◆ **WHAT THIS TASK INVOLVES**
Below are some records; return each one exactly.

◆ **RECORDS PROVIDED**
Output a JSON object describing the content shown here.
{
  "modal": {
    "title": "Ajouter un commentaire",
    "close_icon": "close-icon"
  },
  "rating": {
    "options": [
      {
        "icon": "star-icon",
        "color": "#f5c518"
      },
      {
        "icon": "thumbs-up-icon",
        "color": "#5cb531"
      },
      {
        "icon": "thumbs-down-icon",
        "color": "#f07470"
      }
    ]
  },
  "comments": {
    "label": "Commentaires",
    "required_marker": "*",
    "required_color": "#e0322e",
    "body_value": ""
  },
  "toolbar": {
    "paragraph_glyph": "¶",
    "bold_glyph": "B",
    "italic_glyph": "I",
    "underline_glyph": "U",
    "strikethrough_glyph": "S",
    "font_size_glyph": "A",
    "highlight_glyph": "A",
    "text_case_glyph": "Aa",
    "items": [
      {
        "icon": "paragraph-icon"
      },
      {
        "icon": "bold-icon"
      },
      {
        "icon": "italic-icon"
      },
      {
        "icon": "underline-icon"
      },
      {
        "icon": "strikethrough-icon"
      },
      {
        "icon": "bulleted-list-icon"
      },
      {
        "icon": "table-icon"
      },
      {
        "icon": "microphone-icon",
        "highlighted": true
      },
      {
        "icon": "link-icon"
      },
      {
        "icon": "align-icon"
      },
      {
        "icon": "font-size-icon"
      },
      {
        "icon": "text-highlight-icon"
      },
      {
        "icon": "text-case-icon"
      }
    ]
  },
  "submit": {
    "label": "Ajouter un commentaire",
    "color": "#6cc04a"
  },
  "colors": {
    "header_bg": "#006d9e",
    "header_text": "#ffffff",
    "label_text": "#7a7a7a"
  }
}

◆ **RESPONSE**
Output a JSON object describing the content shown here.
{
  "modal": {
    "title": "Ajouter un commentaire",
    "close_icon": "close-icon"
  },
  "rating": {
    "options": [
      {
        "icon": "star-icon",
        "color": "#f5c518"
      },
      {
        "icon": "thumbs-up-icon",
        "color": "#5cb531"
      },
      {
        "icon": "thumbs-down-icon",
        "color": "#f07470"
      }
    ]
  },
  "comments": {
    "label": "Commentaires",
    "required_marker": "*",
    "required_color": "#e0322e",
    "body_value": ""
  },
  "toolbar": {
    "paragraph_glyph": "¶",
    "bold_glyph": "B",
    "italic_glyph": "I",
    "underline_glyph": "U",
    "strikethrough_glyph": "S",
    "font_size_glyph": "A",
    "highlight_glyph": "A",
    "text_case_glyph": "Aa",
    "items": [
      {
        "icon": "paragraph-icon"
      },
      {
        "icon": "bold-icon"
      },
      {
        "icon": "italic-icon"
      },
      {
        "icon": "underline-icon"
      },
      {
        "icon": "strikethrough-icon"
      },
      {
        "icon": "bulleted-list-icon"
      },
      {
        "icon": "table-icon"
      },
      {
        "icon": "microphone-icon",
        "highlighted": true
      },
      {
        "icon": "link-icon"
      },
      {
        "icon": "align-icon"
      },
      {
        "icon": "font-size-icon"
      },
      {
        "icon": "text-highlight-icon"
      },
      {
        "icon": "text-case-icon"
      }
    ]
  },
  "submit": {
    "label": "Ajouter un commentaire",
    "color": "#6cc04a"
  },
  "colors": {
    "header_bg": "#006d9e",
    "header_text": "#ffffff",
    "label_text": "#7a7a7a"
  }
}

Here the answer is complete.